>>>>>>> So now I wonder if the initial null List is a special case or
 
>>>>>>> if  OpenJPA might replace the Collection anytime it decides to
 
>>>>>>> load it  again.  Anyone know the answer?
>>>>>>>
>>>>>>
>>>>>> If the list is persistent and the class is enhanced, the  
>>>>>> collection  will always reflect what's in the database.
>>>>>>
>>>>>>> If I don't create an initial ArrayList how can I add elements
 
>>>>>>> when  the List is empty?
>>>>>>>
>>>>>>
>>>>>> I'd recommend always having a non-empty list. Initialize it in  
>>>>>> the  constructor to an empty list and don't check it after that.

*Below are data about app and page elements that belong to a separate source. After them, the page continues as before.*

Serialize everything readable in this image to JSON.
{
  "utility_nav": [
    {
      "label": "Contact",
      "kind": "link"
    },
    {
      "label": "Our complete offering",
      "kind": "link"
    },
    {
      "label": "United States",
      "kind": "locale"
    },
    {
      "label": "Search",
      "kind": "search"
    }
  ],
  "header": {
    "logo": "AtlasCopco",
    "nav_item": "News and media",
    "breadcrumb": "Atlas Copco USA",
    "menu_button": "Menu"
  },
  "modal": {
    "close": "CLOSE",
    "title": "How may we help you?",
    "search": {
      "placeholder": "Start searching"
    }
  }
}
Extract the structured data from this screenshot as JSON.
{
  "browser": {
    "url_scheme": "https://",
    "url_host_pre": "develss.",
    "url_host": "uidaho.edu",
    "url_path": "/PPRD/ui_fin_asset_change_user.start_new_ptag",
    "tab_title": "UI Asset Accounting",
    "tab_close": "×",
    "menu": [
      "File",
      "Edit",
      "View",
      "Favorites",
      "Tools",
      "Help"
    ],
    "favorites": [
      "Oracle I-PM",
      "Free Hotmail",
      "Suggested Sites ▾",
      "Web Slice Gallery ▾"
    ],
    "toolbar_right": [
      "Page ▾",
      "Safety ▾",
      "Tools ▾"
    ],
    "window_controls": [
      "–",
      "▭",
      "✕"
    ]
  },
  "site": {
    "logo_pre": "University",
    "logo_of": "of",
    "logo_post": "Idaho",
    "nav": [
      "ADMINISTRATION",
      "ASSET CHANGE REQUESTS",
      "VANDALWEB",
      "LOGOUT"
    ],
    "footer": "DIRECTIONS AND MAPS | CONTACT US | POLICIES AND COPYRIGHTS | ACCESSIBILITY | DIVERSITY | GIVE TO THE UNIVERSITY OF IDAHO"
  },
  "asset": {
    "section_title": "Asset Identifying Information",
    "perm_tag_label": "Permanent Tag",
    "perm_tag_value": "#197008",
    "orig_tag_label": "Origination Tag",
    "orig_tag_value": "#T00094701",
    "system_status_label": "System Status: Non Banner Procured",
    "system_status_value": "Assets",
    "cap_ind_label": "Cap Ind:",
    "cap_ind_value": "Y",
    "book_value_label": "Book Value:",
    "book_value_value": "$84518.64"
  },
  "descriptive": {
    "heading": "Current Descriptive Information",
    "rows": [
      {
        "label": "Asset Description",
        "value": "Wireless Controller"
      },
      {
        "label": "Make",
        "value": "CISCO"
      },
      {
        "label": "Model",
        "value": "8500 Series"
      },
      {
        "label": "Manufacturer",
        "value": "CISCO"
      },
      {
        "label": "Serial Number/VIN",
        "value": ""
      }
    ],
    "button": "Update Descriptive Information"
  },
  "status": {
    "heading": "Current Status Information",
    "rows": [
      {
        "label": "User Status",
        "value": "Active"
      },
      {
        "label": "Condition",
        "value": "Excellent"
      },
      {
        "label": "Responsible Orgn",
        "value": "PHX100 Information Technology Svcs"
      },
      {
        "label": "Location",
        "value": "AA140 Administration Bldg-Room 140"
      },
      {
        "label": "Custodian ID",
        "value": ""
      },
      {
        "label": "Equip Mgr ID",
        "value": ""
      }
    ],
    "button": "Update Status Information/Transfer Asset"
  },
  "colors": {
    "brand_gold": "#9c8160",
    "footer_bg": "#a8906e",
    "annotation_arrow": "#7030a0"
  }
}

>>>>>>
>>>>>> Here's what it would look like:
>>>>>>
>>>>>>> @OneToMany (mappedBy="ownerSide", fetch=FetchType.LAZY,   
>>>>>>> cascade=CascadeType.PERSIST)
>>>>>>> private List<MyPcObject> myPcList = new ArrayList<MyPcObject>();
>>>>>>>
>>>>>>> List<Promotion> getMyPcList()
>>>>>>> {
>>>>>>>    return myPcList;
>>>>>>> }
>>>>>>>
>>>>>>>
>>>>>>>
>>>>>> Craig
>>>>>> Craig L Russell
>>>>>> Architect, Sun Java Enterprise System http://db.apache.org/jdo
>>>>>> 408 276-5638 mailto:Craig.Russell@sun.com
>>>>>> P.S. A good JDO? O, Gasp!
>>>>>>
>>>>>>
>>>>>>
>>>>>>
>>>>>>
>>>>>> -----
>>>>>> Pinaki Poddar                      http://ppoddar.blogspot.com/
>>>>>>                                     http://www.linkedin.com/in/pinakipoddar
>>>>>> OpenJPA PMC Member/Committer
>>>>>> JPA Expert Group Member
>>>>>>
>>>>>
>>>>>
>>>>>
>>>>
>>>
>>> Craig L Russell
>>> Architect, Sun Java Enterprise System http://db.apache.org/jdo
>>> 408 276-5638 mailto:Craig.Russell@sun.com
>>> P.S. A good JDO? O, Gasp!
>>>
>>
>>
>>
>

Craig L Russell
Architect, Sun Java Enterprise System http://db.apache.org/jdo
408 276-5638 mailto:Craig.Russell@sun.com
P.S. A good JDO? O, Gasp!


Mime
View raw message